Self-Supervised Learning for the Real World
Spearheaded by advances in natural language processing, machine learning is undergoing a transformative shift towards large, generalist models trained with self-supervised learning (SSL). In this talk, I'll discuss two challenges lying ahead for this paradigm, as well as some paths towards surmounting them.
First, I'll discuss the problem of task ambiguity. While the space of tasks that models can perform is expanding rapidly, the number of bits used to specify the task is shrinking. Given these two opposing forces, how do we ensure that models learn the tasks we intend? I'll discuss how we can measure the effects of such task ambiguity on humans and language models, as well as work showing how two-way interaction between users and large models can make strides on this problem in NLP and computer vision.
Second, I'll discuss the challenge of domain-agnostic SSL, necessary for realizing the benefits of SSL in high-impact settings such as healthcare, the sciences, and engineering. I'll present DABS, a novel kind of Domain-Agnostic Benchmark for SSL algorithms, covering data from 12 different fields (e.g., text, genomics, wearable sensors, and particle physics). With DABS, we develop and present the first SSL methods which succeed on such a broad range of modalities.
Alex Tamkin is a fifth-year Ph.D. student in computer science at Stanford, advised by Noah Goodman and part of the Stanford NLP Group and the Stanford AI Lab.

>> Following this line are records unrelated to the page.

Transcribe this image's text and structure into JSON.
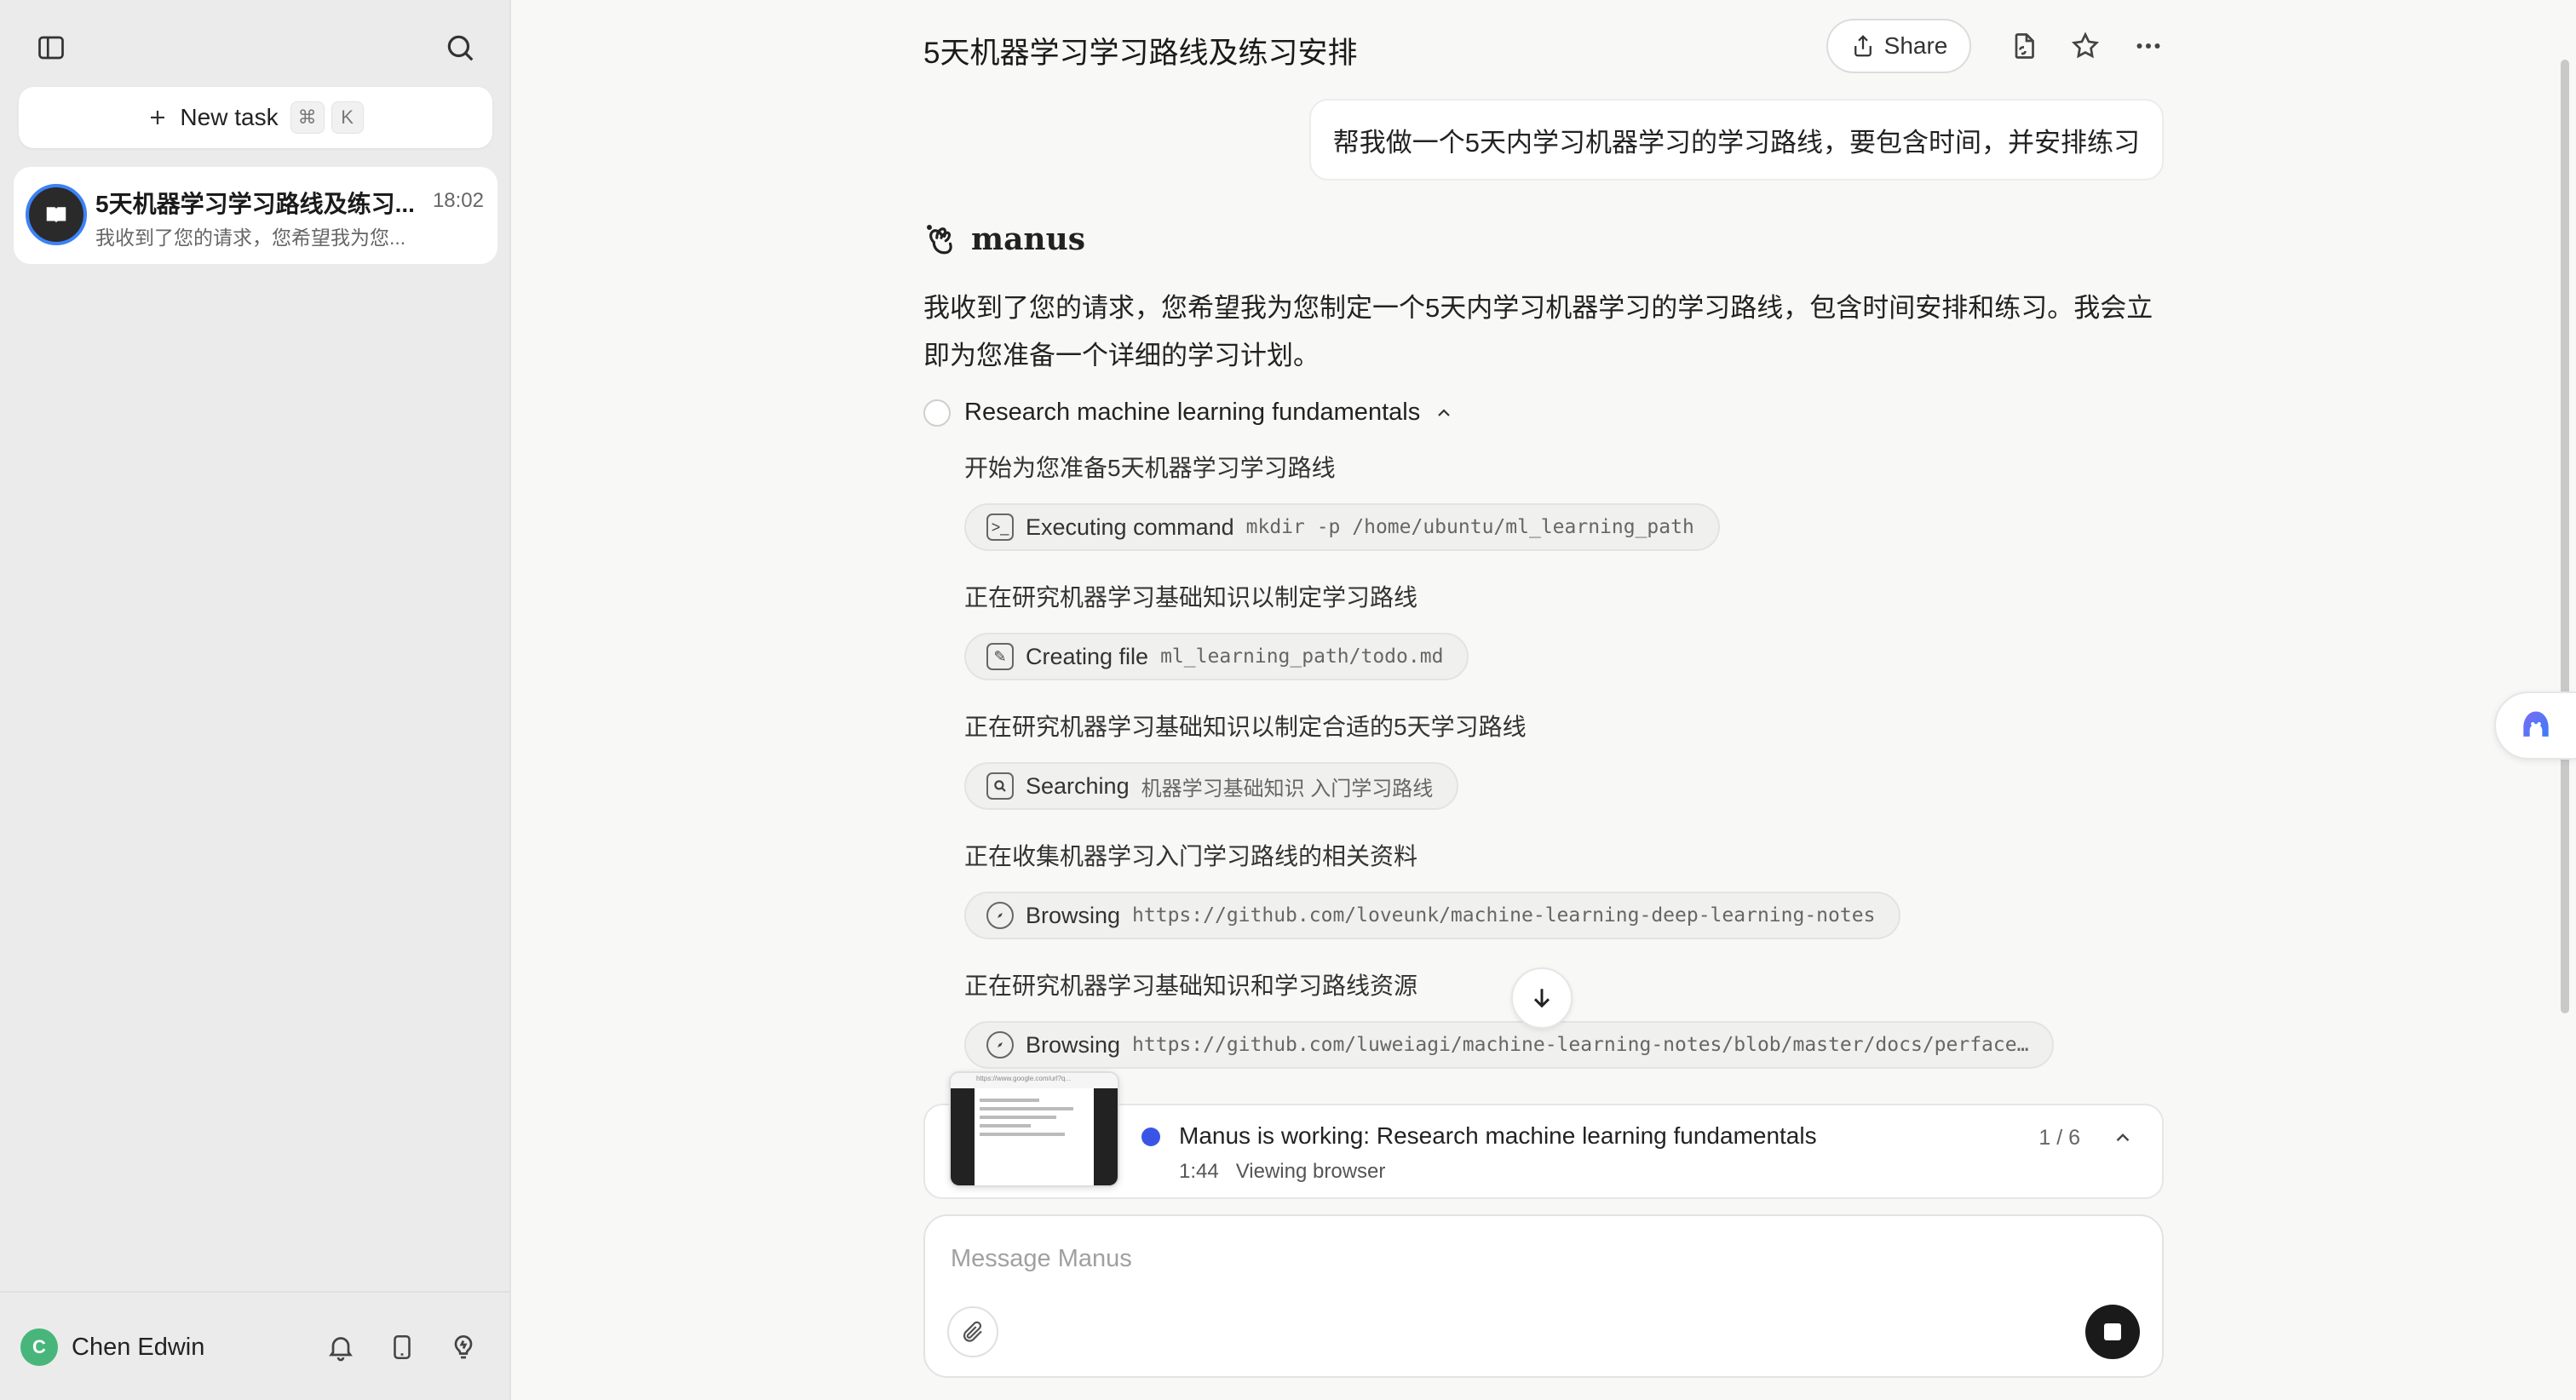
{
  "sidebar": {
    "new_task_label": "New task",
    "new_task_shortcut_mod": "⌘",
    "new_task_shortcut_key": "K",
    "tasks": [
      {
        "title": "5天机器学习学习路线及练习...",
        "time": "18:02",
        "preview": "我收到了您的请求，您希望我为您..."
      }
    ],
    "user": {
      "initial": "C",
      "name": "Chen Edwin"
    }
  },
  "header": {
    "title": "5天机器学习学习路线及练习安排",
    "share_label": "Share"
  },
  "conversation": {
    "user_message": "帮我做一个5天内学习机器学习的学习路线，要包含时间，并安排练习",
    "assistant_name": "manus",
    "assistant_reply": "我收到了您的请求，您希望我为您制定一个5天内学习机器学习的学习路线，包含时间安排和练习。我会立即为您准备一个详细的学习计划。",
    "step": {
      "title": "Research machine learning fundamentals",
      "entries": [
        {
          "text": "开始为您准备5天机器学习学习路线",
          "action": "Executing command",
          "arg": "mkdir -p /home/ubuntu/ml_learning_path",
          "icon": "terminal-icon"
        },
        {
          "text": "正在研究机器学习基础知识以制定学习路线",
          "action": "Creating file",
          "arg": "ml_learning_path/todo.md",
          "icon": "edit-file-icon"
        },
        {
          "text": "正在研究机器学习基础知识以制定合适的5天学习路线",
          "action": "Searching",
          "arg": "机器学习基础知识 入门学习路线",
          "icon": "search-icon"
        },
        {
          "text": "正在收集机器学习入门学习路线的相关资料",
          "action": "Browsing",
          "arg": "https://github.com/loveunk/machine-learning-deep-learning-notes",
          "icon": "compass-icon"
        },
        {
          "text": "正在研究机器学习基础知识和学习路线资源",
          "action": "Browsing",
          "arg": "https://github.com/luweiagi/machine-learning-notes/blob/master/docs/perface…",
          "icon": "compass-icon"
        }
      ]
    }
  },
  "status": {
    "thumbnail_url_text": "https://www.google.com/url?q...",
    "text": "Manus is working: Research machine learning fundamentals",
    "elapsed": "1:44",
    "activity": "Viewing browser",
    "progress": "1 / 6"
  },
  "composer": {
    "placeholder": "Message Manus"
  },
  "colors": {
    "accent": "#3a55e6",
    "user_avatar": "#48b67b"
  }
}
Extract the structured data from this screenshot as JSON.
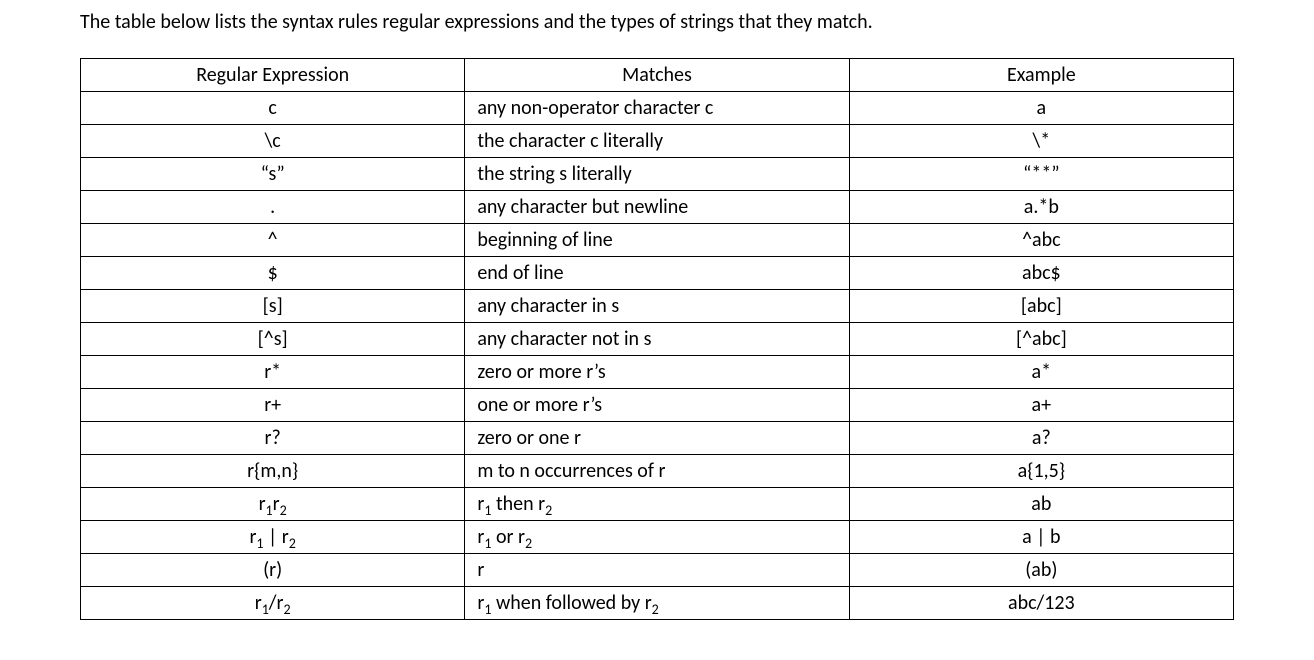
{
  "caption": "The table below lists the syntax rules regular expressions and the types of strings that they match.",
  "headers": {
    "expr": "Regular Expression",
    "matches": "Matches",
    "example": "Example"
  },
  "rows": [
    {
      "expr": "c",
      "matches": "any non-operator character c",
      "example": "a"
    },
    {
      "expr": "\\c",
      "matches": "the character c literally",
      "example": "\\*"
    },
    {
      "expr": "“s”",
      "matches": "the string s literally",
      "example": "“**”"
    },
    {
      "expr": ".",
      "matches": "any character but newline",
      "example": "a.*b"
    },
    {
      "expr": "^",
      "matches": "beginning of line",
      "example": "^abc"
    },
    {
      "expr": "$",
      "matches": "end of line",
      "example": "abc$"
    },
    {
      "expr": "[s]",
      "matches": "any character in s",
      "example": "[abc]"
    },
    {
      "expr": "[^s]",
      "matches": "any character not in s",
      "example": "[^abc]"
    },
    {
      "expr": "r*",
      "matches": "zero or more r’s",
      "example": "a*"
    },
    {
      "expr": "r+",
      "matches": "one or more r’s",
      "example": "a+"
    },
    {
      "expr": "r?",
      "matches": "zero or one r",
      "example": "a?"
    },
    {
      "expr": "r{m,n}",
      "matches": "m to n occurrences of r",
      "example": "a{1,5}"
    },
    {
      "expr_html": "r<span class=\"sub\">1</span>r<span class=\"sub\">2</span>",
      "matches_html": "r<span class=\"sub\">1</span> then r<span class=\"sub\">2</span>",
      "example": "ab"
    },
    {
      "expr_html": "r<span class=\"sub\">1</span> | r<span class=\"sub\">2</span>",
      "matches_html": "r<span class=\"sub\">1</span> or r<span class=\"sub\">2</span>",
      "example": "a | b"
    },
    {
      "expr": "(r)",
      "matches": "r",
      "example": "(ab)"
    },
    {
      "expr_html": "r<span class=\"sub\">1</span>/r<span class=\"sub\">2</span>",
      "matches_html": "r<span class=\"sub\">1</span> when followed by r<span class=\"sub\">2</span>",
      "example": "abc/123"
    }
  ]
}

His research focuses on large pretrained models (e.g., GPT-3) and how we can better build, understand, and control them. He is especially interested in multimodal and domain-agnostic pretraining, which has the potential to unlock important applications in healthcare, engineering, and the natural sciences.
In the past, he also worked in reinforcement learning, human-robot interaction, and computational astronomy, and spent time at Google Brain, Google Language, and Google Civics. He is a recipient of the Open Philanthropy AI Fellowship.